::: SOURCE DATA

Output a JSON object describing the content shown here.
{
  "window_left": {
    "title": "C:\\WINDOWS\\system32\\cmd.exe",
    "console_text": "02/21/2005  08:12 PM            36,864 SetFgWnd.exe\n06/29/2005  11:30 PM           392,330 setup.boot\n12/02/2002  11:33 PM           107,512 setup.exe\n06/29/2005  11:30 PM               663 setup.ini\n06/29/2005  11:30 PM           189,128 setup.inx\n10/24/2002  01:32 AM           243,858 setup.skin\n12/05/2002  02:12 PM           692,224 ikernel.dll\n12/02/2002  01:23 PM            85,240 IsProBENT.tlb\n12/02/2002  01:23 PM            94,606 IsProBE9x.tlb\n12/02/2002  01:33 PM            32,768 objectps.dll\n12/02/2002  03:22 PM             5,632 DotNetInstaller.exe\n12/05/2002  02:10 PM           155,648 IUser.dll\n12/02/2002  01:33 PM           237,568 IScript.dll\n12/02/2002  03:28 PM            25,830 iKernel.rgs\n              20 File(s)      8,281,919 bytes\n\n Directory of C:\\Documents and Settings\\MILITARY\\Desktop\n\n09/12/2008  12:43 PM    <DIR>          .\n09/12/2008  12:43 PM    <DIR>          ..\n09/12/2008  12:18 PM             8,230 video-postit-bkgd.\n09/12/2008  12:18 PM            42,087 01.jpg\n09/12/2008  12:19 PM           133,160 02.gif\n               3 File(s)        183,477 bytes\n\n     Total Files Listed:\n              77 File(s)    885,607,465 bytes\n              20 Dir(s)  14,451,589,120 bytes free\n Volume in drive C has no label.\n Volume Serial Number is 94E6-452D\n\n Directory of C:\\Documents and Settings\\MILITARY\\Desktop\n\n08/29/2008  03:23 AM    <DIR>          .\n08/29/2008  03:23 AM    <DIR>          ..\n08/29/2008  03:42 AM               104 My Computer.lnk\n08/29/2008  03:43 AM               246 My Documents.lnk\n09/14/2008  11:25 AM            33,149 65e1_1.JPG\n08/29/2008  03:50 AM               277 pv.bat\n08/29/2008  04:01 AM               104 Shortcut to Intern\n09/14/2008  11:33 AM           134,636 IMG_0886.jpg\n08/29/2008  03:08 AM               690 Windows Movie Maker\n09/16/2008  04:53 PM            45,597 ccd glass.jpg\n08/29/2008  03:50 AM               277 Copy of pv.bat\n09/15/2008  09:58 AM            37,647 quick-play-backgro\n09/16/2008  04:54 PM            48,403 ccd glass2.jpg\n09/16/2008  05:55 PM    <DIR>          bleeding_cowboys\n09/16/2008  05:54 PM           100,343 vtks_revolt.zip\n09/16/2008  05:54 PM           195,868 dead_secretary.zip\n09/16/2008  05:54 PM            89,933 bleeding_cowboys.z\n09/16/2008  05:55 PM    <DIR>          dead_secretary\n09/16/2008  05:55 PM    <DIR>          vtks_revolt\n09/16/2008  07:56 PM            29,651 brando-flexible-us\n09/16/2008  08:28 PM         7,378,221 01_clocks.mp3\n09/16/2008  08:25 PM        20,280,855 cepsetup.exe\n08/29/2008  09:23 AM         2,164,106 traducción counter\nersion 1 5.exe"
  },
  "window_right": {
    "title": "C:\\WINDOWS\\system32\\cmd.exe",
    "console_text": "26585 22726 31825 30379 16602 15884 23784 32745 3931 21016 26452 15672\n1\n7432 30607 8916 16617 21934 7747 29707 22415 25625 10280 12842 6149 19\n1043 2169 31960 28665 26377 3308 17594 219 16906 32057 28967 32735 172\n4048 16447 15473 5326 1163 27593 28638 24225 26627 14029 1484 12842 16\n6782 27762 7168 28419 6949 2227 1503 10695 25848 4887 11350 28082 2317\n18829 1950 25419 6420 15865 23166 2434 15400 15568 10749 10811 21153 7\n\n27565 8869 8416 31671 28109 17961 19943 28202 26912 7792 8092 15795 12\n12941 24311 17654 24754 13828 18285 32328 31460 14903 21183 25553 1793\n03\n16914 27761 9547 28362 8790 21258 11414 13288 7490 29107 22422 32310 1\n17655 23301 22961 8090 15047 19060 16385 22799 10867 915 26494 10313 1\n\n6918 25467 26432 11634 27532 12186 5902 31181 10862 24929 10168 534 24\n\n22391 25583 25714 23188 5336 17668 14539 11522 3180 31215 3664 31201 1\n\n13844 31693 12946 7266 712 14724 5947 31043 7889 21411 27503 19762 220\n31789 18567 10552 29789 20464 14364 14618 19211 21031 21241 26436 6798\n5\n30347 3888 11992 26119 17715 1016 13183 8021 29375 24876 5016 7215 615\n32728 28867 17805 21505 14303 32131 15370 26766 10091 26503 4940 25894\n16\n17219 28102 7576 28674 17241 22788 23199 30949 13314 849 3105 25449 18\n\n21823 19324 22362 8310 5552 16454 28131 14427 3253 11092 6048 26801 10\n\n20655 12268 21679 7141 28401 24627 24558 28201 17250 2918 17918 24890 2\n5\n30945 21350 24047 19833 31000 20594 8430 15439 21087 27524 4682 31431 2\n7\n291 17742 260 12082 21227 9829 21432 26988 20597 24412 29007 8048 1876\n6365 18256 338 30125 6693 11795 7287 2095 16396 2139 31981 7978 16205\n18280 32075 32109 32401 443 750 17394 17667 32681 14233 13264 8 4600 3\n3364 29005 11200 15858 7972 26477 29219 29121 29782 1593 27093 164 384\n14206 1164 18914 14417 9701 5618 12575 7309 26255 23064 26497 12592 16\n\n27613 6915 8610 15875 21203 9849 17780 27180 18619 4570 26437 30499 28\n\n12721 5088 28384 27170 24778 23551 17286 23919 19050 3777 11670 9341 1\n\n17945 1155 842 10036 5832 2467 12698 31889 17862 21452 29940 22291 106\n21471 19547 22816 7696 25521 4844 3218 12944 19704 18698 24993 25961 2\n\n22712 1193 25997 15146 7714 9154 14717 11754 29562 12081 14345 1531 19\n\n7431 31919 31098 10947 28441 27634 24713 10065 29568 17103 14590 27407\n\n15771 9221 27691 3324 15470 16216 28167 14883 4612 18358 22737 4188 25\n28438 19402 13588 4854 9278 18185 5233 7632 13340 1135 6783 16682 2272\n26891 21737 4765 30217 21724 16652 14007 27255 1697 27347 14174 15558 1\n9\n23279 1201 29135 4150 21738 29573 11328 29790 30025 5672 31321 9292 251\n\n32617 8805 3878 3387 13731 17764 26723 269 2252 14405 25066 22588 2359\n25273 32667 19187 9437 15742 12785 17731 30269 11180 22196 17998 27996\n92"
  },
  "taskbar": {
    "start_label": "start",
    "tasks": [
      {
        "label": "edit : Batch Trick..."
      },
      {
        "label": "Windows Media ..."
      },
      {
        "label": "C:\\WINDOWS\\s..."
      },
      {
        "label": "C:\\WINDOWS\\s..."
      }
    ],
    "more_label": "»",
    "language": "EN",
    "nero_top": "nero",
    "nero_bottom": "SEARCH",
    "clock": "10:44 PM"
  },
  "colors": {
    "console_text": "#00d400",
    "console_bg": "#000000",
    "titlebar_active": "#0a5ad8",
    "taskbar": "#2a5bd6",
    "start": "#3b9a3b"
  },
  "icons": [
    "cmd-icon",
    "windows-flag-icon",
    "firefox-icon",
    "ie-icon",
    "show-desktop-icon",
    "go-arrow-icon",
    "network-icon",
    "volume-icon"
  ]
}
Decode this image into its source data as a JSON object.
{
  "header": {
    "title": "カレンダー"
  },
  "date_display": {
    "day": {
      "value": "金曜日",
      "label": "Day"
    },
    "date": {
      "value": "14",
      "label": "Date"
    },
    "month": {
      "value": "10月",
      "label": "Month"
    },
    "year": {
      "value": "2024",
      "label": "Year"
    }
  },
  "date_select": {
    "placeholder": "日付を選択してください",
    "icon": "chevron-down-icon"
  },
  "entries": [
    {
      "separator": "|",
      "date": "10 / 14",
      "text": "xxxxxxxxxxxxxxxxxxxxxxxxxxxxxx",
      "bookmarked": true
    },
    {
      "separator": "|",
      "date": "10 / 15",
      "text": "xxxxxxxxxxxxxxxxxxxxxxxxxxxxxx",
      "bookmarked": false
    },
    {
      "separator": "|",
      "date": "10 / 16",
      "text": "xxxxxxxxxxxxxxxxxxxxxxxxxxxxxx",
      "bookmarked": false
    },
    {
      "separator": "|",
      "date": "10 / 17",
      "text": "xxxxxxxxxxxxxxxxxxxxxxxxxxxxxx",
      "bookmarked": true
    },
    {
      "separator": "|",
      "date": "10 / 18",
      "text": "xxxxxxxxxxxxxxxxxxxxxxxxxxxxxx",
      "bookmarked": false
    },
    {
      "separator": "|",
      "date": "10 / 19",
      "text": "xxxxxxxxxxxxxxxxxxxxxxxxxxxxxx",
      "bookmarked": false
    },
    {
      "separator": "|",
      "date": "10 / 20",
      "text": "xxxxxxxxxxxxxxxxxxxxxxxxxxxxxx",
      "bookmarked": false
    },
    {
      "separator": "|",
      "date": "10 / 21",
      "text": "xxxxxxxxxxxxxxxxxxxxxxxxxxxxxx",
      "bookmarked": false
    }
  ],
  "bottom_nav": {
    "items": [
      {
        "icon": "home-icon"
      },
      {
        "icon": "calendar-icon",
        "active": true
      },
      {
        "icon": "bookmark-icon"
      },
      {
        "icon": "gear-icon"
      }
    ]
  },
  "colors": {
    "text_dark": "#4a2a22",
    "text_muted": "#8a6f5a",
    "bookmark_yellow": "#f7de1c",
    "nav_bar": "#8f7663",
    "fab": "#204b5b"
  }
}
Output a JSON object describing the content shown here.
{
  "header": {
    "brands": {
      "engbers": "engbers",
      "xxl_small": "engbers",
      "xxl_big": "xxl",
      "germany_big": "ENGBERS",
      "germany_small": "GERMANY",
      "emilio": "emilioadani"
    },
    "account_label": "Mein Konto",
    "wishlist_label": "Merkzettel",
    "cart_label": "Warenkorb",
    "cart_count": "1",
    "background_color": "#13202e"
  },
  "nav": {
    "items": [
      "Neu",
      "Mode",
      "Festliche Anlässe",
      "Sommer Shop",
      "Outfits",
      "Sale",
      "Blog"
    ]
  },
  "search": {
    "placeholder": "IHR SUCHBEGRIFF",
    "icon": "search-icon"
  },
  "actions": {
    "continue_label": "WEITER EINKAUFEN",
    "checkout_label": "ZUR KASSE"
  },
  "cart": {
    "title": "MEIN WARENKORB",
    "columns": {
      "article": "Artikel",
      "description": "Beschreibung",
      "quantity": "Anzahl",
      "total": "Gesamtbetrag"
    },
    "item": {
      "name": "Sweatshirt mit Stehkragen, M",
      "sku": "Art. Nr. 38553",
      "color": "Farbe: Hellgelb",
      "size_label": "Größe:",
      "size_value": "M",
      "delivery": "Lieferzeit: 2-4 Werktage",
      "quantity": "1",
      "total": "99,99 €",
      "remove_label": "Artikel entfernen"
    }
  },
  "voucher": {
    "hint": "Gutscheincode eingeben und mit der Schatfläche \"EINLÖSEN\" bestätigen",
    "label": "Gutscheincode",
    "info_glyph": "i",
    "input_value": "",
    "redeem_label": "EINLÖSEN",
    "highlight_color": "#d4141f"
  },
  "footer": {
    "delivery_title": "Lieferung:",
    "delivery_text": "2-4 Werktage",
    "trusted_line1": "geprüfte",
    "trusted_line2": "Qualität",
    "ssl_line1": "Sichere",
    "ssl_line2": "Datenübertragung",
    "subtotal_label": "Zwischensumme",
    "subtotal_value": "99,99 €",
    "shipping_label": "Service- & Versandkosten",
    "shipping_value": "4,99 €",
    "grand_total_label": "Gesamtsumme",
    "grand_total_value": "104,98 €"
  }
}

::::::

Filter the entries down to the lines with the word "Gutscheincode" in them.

    "hint": "Gutscheincode eingeben und mit der Schatfläche \"EINLÖSEN\" bestätigen",
    "label": "Gutscheincode",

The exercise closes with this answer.